l asked the PostmasterGeneral, upon notice -
– The answers to the honorable member’s questions are as follows: -
Postmaster-General’s Department - Messrs. E. J. Stewart, L. F. Pearson, L. J. Keith, J. S. Wigg, M. Strohfeldt.
Department of Navy - Lieutenant K. A. Williams.
Department of Army - Captain G. J. Mapson.
Department of Air - Squadron-Leader R. K. Starkie.
Department of Civil Aviation - Mr. E. W. Anderson.
Department of External Affairs - Mr. L. J. Arnott and Miss M. McPherson of the Australian Consulate-General, Geneva.
Overseas Telecommunications Commission - Mr. W. R. Baird.
Australian Broadcasting Control Board - Mr. W. H. Hatfield.
Australian Member, Commonwealth Telecommunications Board - Mr. H. A. De Dassel.
Mr. J. M. Moyle, of the Wireless Institute of Australia, is attending is an advisory capacity.
a asked the Postmaster-General, upon notice -
– The answers to the honorable member’s questions are as follows: -
d asked the PostmasterGeneral, upon notice) -
– The answers to the honorable member’s questions are as follows: -
Newspaper Articles on Social Service Payments.
d asked the Minister for Social Services, upon notice -
– The answers to the honorable member’s questions are as follows: -

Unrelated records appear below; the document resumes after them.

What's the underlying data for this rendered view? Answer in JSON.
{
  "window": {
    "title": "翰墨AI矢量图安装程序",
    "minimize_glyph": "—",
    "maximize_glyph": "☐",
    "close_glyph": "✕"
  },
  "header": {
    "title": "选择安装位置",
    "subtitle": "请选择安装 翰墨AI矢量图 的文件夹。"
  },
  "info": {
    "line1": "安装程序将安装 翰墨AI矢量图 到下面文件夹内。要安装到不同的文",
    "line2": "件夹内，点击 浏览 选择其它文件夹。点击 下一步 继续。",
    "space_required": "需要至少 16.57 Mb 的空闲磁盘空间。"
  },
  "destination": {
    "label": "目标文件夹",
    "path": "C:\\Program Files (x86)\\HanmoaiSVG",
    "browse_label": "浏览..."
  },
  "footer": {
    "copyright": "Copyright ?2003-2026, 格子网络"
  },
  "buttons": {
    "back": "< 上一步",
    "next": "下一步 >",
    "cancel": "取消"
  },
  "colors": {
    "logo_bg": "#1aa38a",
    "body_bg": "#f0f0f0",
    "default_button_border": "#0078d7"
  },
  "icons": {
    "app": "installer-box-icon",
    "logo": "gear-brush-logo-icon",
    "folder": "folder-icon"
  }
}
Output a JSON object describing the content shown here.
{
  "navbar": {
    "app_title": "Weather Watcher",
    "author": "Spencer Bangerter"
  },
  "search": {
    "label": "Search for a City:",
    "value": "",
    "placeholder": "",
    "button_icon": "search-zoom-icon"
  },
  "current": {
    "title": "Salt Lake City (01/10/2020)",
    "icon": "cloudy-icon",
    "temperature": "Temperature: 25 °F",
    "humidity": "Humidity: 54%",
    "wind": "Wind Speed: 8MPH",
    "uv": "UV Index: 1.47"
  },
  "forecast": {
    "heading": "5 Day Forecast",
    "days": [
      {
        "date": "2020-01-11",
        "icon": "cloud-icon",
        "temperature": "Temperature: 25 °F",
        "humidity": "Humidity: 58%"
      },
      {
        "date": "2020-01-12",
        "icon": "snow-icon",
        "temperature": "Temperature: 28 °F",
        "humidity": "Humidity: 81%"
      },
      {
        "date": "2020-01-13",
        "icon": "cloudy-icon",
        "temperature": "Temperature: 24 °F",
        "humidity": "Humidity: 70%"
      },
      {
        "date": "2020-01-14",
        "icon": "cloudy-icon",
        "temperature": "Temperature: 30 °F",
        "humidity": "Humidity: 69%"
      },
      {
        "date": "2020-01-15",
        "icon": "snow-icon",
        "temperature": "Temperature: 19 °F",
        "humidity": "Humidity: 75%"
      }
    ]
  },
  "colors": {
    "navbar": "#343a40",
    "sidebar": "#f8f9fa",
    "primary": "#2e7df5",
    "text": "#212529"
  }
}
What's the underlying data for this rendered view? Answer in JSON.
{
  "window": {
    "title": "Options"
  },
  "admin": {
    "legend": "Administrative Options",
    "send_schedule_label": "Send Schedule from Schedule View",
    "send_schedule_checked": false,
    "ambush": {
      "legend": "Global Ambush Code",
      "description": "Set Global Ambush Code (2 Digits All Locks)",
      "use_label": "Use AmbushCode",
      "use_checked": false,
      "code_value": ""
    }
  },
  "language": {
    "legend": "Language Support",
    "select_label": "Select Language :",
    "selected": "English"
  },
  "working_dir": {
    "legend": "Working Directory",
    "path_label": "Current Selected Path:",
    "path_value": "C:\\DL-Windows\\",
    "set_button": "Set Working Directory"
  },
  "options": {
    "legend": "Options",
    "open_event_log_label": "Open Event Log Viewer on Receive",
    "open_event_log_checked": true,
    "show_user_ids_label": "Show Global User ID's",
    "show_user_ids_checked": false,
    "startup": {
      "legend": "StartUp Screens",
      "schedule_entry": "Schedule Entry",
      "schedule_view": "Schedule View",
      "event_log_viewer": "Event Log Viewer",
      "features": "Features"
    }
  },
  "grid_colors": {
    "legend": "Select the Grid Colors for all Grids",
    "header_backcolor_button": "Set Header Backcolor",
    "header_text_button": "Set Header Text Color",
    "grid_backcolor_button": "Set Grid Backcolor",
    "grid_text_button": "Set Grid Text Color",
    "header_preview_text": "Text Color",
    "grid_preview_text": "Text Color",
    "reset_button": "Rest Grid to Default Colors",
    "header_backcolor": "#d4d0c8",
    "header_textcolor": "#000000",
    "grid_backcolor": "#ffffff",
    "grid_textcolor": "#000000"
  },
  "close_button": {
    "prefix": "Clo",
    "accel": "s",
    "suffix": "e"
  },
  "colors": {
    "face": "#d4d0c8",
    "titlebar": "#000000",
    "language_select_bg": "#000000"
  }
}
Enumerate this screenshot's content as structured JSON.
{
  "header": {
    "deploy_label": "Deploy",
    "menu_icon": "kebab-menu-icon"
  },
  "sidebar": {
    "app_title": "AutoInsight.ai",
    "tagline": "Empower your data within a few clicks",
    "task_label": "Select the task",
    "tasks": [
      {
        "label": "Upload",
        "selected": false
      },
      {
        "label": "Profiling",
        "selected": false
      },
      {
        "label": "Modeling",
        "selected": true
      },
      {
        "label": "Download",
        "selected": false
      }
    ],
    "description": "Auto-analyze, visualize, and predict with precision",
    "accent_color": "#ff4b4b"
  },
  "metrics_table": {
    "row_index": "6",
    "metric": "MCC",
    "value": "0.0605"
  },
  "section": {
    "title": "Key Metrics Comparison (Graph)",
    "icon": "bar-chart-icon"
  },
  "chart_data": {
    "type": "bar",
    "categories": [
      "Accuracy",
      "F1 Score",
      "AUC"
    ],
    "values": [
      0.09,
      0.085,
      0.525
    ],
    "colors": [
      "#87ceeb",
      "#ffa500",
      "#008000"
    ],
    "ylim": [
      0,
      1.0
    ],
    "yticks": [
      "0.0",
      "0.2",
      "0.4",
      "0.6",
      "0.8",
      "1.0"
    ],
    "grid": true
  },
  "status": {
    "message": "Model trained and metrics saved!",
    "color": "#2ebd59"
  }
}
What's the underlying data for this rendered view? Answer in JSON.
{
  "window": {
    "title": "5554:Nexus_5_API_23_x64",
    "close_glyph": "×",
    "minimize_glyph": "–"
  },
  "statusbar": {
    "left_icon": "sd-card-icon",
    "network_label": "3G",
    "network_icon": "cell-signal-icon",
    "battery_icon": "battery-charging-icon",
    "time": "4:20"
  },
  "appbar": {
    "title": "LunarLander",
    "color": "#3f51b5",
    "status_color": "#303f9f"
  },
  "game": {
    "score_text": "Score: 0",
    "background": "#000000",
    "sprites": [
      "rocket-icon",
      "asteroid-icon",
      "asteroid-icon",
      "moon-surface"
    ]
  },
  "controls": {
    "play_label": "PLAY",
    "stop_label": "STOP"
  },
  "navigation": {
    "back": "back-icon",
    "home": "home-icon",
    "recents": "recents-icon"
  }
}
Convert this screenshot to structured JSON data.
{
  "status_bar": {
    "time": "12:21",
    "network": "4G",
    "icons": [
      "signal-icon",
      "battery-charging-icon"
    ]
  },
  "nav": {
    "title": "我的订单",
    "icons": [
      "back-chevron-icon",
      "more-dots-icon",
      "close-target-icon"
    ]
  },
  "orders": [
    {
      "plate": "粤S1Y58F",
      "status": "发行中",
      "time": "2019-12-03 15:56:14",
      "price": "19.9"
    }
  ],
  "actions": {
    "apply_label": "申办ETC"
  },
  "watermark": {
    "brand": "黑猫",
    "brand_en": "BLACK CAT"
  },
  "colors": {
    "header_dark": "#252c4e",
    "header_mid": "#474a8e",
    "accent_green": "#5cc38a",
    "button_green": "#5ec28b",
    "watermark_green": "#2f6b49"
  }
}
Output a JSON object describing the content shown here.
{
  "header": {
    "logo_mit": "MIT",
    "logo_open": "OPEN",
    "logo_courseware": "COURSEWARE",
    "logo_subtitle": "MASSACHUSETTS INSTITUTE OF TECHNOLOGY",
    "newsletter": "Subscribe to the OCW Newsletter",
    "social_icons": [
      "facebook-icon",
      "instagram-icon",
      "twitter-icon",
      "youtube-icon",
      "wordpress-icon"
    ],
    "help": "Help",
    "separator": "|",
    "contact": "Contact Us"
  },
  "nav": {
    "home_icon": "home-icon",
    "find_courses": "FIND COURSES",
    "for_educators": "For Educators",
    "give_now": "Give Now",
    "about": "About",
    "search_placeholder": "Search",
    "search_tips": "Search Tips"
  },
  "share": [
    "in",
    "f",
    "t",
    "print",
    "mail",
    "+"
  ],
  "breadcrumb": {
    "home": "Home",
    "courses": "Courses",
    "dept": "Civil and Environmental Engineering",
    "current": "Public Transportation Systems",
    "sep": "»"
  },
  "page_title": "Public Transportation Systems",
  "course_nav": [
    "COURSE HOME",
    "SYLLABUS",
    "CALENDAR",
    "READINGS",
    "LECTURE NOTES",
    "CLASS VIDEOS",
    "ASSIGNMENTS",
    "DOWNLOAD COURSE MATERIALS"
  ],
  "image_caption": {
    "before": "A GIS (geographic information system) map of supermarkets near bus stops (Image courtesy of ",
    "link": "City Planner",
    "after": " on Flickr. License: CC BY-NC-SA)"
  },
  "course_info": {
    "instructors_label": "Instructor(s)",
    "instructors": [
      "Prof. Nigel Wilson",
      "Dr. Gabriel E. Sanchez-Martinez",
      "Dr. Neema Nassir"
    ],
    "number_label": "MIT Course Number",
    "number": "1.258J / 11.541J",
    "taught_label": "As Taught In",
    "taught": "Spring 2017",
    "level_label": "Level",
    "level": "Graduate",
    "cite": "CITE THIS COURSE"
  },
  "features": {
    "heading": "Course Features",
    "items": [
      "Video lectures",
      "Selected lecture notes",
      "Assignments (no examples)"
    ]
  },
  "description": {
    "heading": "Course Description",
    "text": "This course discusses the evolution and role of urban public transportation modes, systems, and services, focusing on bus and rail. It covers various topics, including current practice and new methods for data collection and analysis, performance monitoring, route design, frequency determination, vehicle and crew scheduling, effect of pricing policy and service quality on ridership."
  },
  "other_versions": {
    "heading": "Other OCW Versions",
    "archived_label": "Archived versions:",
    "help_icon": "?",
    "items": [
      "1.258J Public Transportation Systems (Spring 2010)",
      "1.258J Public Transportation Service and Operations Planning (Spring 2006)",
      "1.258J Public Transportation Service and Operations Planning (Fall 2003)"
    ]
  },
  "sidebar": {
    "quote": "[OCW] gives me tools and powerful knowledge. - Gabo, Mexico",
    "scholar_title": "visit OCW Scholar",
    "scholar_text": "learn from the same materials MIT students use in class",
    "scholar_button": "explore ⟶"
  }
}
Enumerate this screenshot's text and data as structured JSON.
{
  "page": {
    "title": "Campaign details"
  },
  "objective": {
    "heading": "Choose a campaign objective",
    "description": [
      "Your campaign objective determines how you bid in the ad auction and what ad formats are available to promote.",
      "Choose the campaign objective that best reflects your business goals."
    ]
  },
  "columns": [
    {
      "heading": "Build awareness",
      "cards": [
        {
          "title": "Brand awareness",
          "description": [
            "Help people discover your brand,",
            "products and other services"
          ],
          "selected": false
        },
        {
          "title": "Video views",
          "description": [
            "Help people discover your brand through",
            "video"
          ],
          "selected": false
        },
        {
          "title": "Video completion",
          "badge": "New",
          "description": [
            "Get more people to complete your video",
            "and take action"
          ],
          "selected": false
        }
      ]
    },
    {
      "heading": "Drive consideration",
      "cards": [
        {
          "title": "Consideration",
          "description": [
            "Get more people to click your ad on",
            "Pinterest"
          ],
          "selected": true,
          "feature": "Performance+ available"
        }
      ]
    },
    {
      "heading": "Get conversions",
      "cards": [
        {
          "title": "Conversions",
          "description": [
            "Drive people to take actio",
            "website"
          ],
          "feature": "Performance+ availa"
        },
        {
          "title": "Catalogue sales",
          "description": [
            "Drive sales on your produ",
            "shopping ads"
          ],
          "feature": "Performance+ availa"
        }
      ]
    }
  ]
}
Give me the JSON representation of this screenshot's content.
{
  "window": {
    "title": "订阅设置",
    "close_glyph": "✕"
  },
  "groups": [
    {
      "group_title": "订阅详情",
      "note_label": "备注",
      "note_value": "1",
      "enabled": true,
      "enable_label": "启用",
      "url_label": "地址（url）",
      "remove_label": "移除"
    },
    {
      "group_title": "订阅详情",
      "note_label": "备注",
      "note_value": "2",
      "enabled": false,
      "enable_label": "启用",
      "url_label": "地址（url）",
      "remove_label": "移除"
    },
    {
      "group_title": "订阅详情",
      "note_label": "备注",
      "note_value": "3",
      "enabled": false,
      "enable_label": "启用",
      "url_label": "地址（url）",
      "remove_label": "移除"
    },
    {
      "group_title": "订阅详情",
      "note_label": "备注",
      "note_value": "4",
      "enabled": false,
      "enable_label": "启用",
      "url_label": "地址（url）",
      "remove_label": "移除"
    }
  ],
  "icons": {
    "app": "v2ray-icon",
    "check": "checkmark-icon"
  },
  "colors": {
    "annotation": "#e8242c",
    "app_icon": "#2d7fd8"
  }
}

d asked the Minister for Trade, upon notice -
Is he able to give an assurance that ali the equipment for the establishment of oil refineries and chemical manufacturing works in this country which can be supplied from Australian sources is being utilized and that imports are only permitted to the extent that local supplies are inadequate to meet the demand?
– The answer to the honorable member’s question is as follows: -
If restrictions on imports of items of such equipment are in operation - and I have frequently pointed out that nearly one-half of our total import bill is free of restriction - it is likely that the administrative system of licensing would apply. In that case, applications for import licences would be considered on their merits in the light of such factors as local availability, price, delivery dates and technical features.
d asked the Minister for Trade, upon notice -
Since the introduction of import licensing, have any licences been issued by Ministerial direction and, in some instances, against departmental advice; if so, what are the details?
– The answer to the honorable member’s question is as follows: -
As I have said previously in this House, no individual licences have been issued by ministerial direction since I have been responsible for import licensing. I do not know the basis of individual licensing decisions prior to my assumption of responsibility.
s asked the Minister for Trade, upon notice -
– The answers to the honorable member’s questions are as follows: -
y asked the Minister for 1’rade. upon notice -
– The answer to the honorable member’s questions is as follows: - 1 and 2. In the import licensing system, a traditional importer is one who imported Ig00(1 or classes of goods during the financial year 1950-51, which was the most recent complete year of trading prior to the import controls being imposed. The word “ imported “ in this sense means that the person concerned entered the goods in his own name through the customs. Many 1950-51 importers also imported pre-war.
s asked the Minister for Trade, upon notice -
– The answers to the honorable member’s questions are as follows: -
Exempt - bulk petroleum, paper pulp, raw cotton, tea, coffee.
Replacement - parts for machinery, various chemicals, office machinery, scientific instruments.
Administrative - capital equipment, various raw materials, timber.
A category - steel, textiles for manufacturing, paper, tiles.
B category - the great bulk of consumer goods.
Z category - seeds, cinematograph films, iron and steel scrap.
d asked the Minister for Trade, upon notice -
– The answer to the honorable member’s questions is as follows: -
On very many occasions in the past I have stated in this House that I must respect as confidential the business relations between any person or firm and the Department of Trade. I am not prepared to breach this confidence.
d asked the acting Minister for External Affairs, upon notice -
– The answers to the honorable member’s questions are as follows: -
Cite as: Australia, House of Representatives, Debates, 8 October 1959, viewed 22 October 2017, <http://historichansard.net/hofreps/1959/19591008_reps_23_hor25/>.